The cursive comeback: a backlash to technology?
The renewed interest in cursive writing seems to be both in spite of the growing availability of advanced communication technology powered by artificial intelligence and because of it.
For instance, ensuring that students can read historical documents written in cursive tops the list of arguments that advocates of cursive make for its inclusion in the K-12 curriculum. California Assemblywoman Sharon Quirk-Silva, a former teacher of 30 years, made this point in a press conference about the recent California cursive bill that she authored.
“A lot of the historical documents going back two or three decades are actually in cursive,” she told the Sacramento Bee. Students need to be able to read them, she said.
But technological advances challenge such arguments. For instance, companies like Transkribus use artificial intelligence to transcribe documents in cursive, thereby making handwritten historical records accessible to students.
Similarly, advanced technology makes it possible to identify people using methods such as facial recognition, invalidating the notion of cursive signatures as essential unique identifiers. That argument has been made by cursive advocates such as Dickie Drake, a Republican state representative in Alabama who introduced a bill requiring schools in that state to teach cursive writing. The bill became law in 2016. “I think your cursive writing identifies you as much as your physical features do,” Drake told The New York Times.
But technology-driven cheating—from ‘lifting’ passages directly from online text to using ChatGPT to complete assignments—is a concern of teachers, as recent survey data indicate. On social media, some educators see a return to cursive writing as a way to combat these tech-heavy forms of cheating:
“Particularly in an age when AI gives such easy access to plagiarism, the ability to write one’s own thoughts down in handwriting (sans computer technology) seems pretty important. I see more teachers going back to handwritten, in-class assessments for this very reason. The ability to write fluently on paper will never be obsolete.”
This comment came in response to a nonscientific Education Week LinkedIn poll asking educators whether they think cursive writing or keyboarding should take priority for elementary-age students. Within two days of posting the poll, 1,545 educators had responded: 43 percent in favor of cursive and 57 percent in favor of keyboarding. Some placed equal weight on both skills:
“There should be a choice for both since they’re both equally important. We live in an age where keyboarding skills are important but learning cursive engages the brain in a different way than printing.”
Research supports cursive
The positive response rate to the Linkedin survey indicates how strongly educators feel about cursive writing.

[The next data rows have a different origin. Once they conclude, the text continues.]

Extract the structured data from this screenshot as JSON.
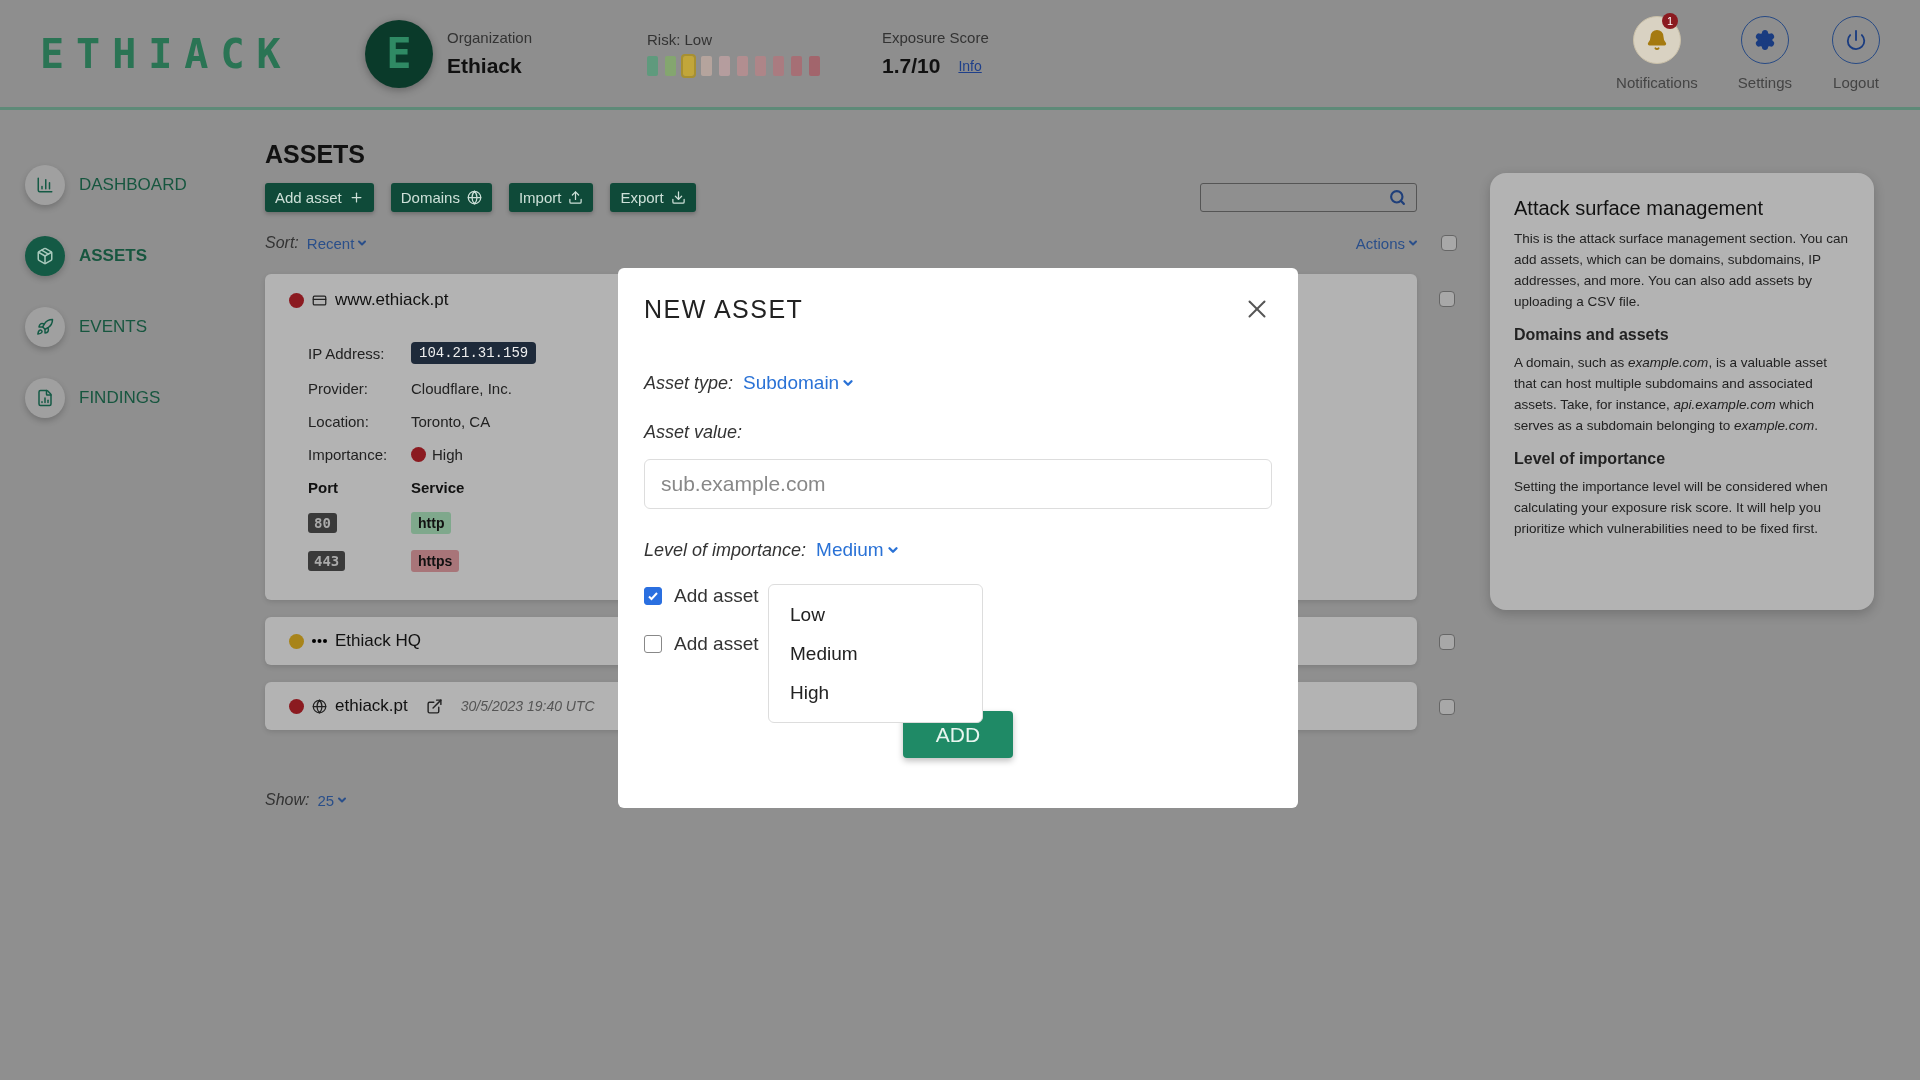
{
  "header": {
    "logo": "ETHIACK",
    "organization": {
      "label": "Organization",
      "name": "Ethiack",
      "avatar_letter": "E"
    },
    "risk": {
      "label": "Risk: Low",
      "segments": [
        {
          "color": "#5f9a7d",
          "selected": false
        },
        {
          "color": "#84a66f",
          "selected": false
        },
        {
          "color": "#c2a63a",
          "selected": true
        },
        {
          "color": "#b5a49d",
          "selected": false
        },
        {
          "color": "#b59d9e",
          "selected": false
        },
        {
          "color": "#b28e90",
          "selected": false
        },
        {
          "color": "#ae8588",
          "selected": false
        },
        {
          "color": "#aa7b80",
          "selected": false
        },
        {
          "color": "#a66f75",
          "selected": false
        },
        {
          "color": "#a2656c",
          "selected": false
        }
      ]
    },
    "exposure": {
      "label": "Exposure Score",
      "value": "1.7/10",
      "link": "Info"
    },
    "actions": [
      {
        "kind": "notifications",
        "label": "Notifications",
        "badge": "1"
      },
      {
        "kind": "settings",
        "label": "Settings"
      },
      {
        "kind": "logout",
        "label": "Logout"
      }
    ]
  },
  "sidebar": {
    "items": [
      {
        "kind": "dashboard",
        "label": "DASHBOARD",
        "selected": false
      },
      {
        "kind": "assets",
        "label": "ASSETS",
        "selected": true
      },
      {
        "kind": "events",
        "label": "EVENTS",
        "selected": false
      },
      {
        "kind": "findings",
        "label": "FINDINGS",
        "selected": false
      }
    ]
  },
  "main": {
    "title": "ASSETS",
    "toolbar": [
      {
        "kind": "add",
        "label": "Add asset"
      },
      {
        "kind": "domains",
        "label": "Domains"
      },
      {
        "kind": "import",
        "label": "Import"
      },
      {
        "kind": "export",
        "label": "Export"
      }
    ],
    "sort": {
      "label": "Sort:",
      "value": "Recent"
    },
    "actions": {
      "label": "Actions",
      "checked": false
    },
    "assets": [
      {
        "kind": "host",
        "name": "www.ethiack.pt",
        "color": "#8b1a20",
        "expanded": true,
        "checked": false,
        "details": [
          {
            "label": "IP Address:",
            "value": "104.21.31.159",
            "kind": "code"
          },
          {
            "label": "Provider:",
            "value": "Cloudflare, Inc.",
            "kind": "text"
          },
          {
            "label": "Location:",
            "value": "Toronto, CA",
            "kind": "text"
          },
          {
            "label": "Importance:",
            "value": "High",
            "kind": "importance",
            "color": "#8b1a20"
          }
        ],
        "ports": {
          "columns": [
            "Port",
            "Service"
          ],
          "rows": [
            {
              "port": "80",
              "service": "http",
              "color": "#7fa88c"
            },
            {
              "port": "443",
              "service": "https",
              "color": "#a87579"
            }
          ]
        }
      },
      {
        "kind": "location",
        "name": "Ethiack HQ",
        "color": "#a8841a",
        "expanded": false,
        "checked": false
      },
      {
        "kind": "domain",
        "name": "ethiack.pt",
        "color": "#8b1a20",
        "expanded": false,
        "checked": false,
        "date": "30/5/2023 19:40 UTC"
      }
    ],
    "show": {
      "label": "Show:",
      "value": "25"
    }
  },
  "help": {
    "title": "Attack surface management",
    "sections": [
      {
        "text": "This is the attack surface management section. You can add assets, which can be domains, subdomains, IP addresses, and more. You can also add assets by uploading a CSV file."
      },
      {
        "heading": "Domains and assets",
        "text": "A domain, such as *example.com*, is a valuable asset that can host multiple subdomains and associated assets. Take, for instance, *api.example.com* which serves as a subdomain belonging to *example.com*."
      },
      {
        "heading": "Level of importance",
        "text": "Setting the importance level will be considered when calculating your exposure risk score. It will help you prioritize which vulnerabilities need to be fixed first."
      }
    ]
  },
  "modal": {
    "title": "NEW ASSET",
    "asset_type": {
      "label": "Asset type:",
      "value": "Subdomain"
    },
    "asset_value": {
      "label": "Asset value:",
      "placeholder": "sub.example.com"
    },
    "importance": {
      "label": "Level of importance:",
      "value": "Medium",
      "expanded": true,
      "options": [
        "Low",
        "Medium",
        "High"
      ]
    },
    "checkboxes": [
      {
        "label": "Add asset",
        "checked": true
      },
      {
        "label": "Add asset",
        "checked": false
      }
    ],
    "submit": "ADD"
  }
}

A robust body of research extolling its benefits may explain why.
Researchers have credited learning how to write in cursive with an array of benefits for young students—from building fine motor skills to stimulating and creating synergies between different hemispheres of the brain involved in thinking, language, and working memory.
These evidence-based benefits of learning how to write in cursive are powerful. But that doesn’t make cursive writing easy to implement in the classroom setting.
Even before the common-core standards were introduced and cursive handwriting was a foundational aspect of many elementary school curricula, time-strapped teachers reported challenges teaching it. In a survey of elementary education teachers in the early 2000s, fewer than half of respondents indicated that the speed of handwriting allowed students to keep up with classroom demands, and just 12 percent of respondents agreed that they had received adequate preparation to teach handwriting in their college classes.
How will teachers manage to reintroduce cursive writing into the classroom, especially as additional competing requirements like teaching keyboarding vie for instructional time? Just like writing those loopy capital cursive letters, it will take time, perseverance, and practice.